Every record here needs to be retyped exactly.

>>

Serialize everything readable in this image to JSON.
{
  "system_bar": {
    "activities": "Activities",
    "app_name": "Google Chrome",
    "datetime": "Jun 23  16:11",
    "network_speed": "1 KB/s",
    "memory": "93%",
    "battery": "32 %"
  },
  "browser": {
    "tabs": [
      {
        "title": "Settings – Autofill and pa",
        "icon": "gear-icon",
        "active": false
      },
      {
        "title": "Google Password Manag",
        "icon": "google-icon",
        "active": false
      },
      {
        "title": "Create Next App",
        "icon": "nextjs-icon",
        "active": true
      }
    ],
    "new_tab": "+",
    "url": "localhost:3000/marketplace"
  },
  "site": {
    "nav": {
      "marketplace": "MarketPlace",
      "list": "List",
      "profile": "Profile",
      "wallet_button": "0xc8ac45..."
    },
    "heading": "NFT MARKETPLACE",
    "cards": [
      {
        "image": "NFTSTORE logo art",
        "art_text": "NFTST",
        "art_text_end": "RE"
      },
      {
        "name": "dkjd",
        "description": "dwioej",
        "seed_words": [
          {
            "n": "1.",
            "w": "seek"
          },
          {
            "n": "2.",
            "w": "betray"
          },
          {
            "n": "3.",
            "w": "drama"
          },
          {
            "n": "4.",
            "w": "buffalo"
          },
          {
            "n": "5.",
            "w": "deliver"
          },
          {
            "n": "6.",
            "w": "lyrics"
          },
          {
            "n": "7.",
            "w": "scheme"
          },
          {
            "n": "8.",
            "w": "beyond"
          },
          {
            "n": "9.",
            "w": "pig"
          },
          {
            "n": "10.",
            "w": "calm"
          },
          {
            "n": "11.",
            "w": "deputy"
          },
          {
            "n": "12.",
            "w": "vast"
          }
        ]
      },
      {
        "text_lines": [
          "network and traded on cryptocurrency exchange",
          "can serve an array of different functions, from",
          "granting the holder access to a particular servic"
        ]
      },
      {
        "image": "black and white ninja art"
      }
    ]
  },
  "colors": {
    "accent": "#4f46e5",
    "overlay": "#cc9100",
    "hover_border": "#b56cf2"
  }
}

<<

Your solution:
Serialize everything readable in this image to JSON.
{
  "system_bar": {
    "activities": "Activities",
    "app_name": "Google Chrome",
    "datetime": "Jun 23  16:11",
    "network_speed": "1 KB/s",
    "memory": "93%",
    "battery": "32 %"
  },
  "browser": {
    "tabs": [
      {
        "title": "Settings – Autofill and pa",
        "icon": "gear-icon",
        "active": false
      },
      {
        "title": "Google Password Manag",
        "icon": "google-icon",
        "active": false
      },
      {
        "title": "Create Next App",
        "icon": "nextjs-icon",
        "active": true
      }
    ],
    "new_tab": "+",
    "url": "localhost:3000/marketplace"
  },
  "site": {
    "nav": {
      "marketplace": "MarketPlace",
      "list": "List",
      "profile": "Profile",
      "wallet_button": "0xc8ac45..."
    },
    "heading": "NFT MARKETPLACE",
    "cards": [
      {
        "image": "NFTSTORE logo art",
        "art_text": "NFTST",
        "art_text_end": "RE"
      },
      {
        "name": "dkjd",
        "description": "dwioej",
        "seed_words": [
          {
            "n": "1.",
            "w": "seek"
          },
          {
            "n": "2.",
            "w": "betray"
          },
          {
            "n": "3.",
            "w": "drama"
          },
          {
            "n": "4.",
            "w": "buffalo"
          },
          {
            "n": "5.",
            "w": "deliver"
          },
          {
            "n": "6.",
            "w": "lyrics"
          },
          {
            "n": "7.",
            "w": "scheme"
          },
          {
            "n": "8.",
            "w": "beyond"
          },
          {
            "n": "9.",
            "w": "pig"
          },
          {
            "n": "10.",
            "w": "calm"
          },
          {
            "n": "11.",
            "w": "deputy"
          },
          {
            "n": "12.",
            "w": "vast"
          }
        ]
      },
      {
        "text_lines": [
          "network and traded on cryptocurrency exchange",
          "can serve an array of different functions, from",
          "granting the holder access to a particular servic"
        ]
      },
      {
        "image": "black and white ninja art"
      }
    ]
  },
  "colors": {
    "accent": "#4f46e5",
    "overlay": "#cc9100",
    "hover_border": "#b56cf2"
  }
}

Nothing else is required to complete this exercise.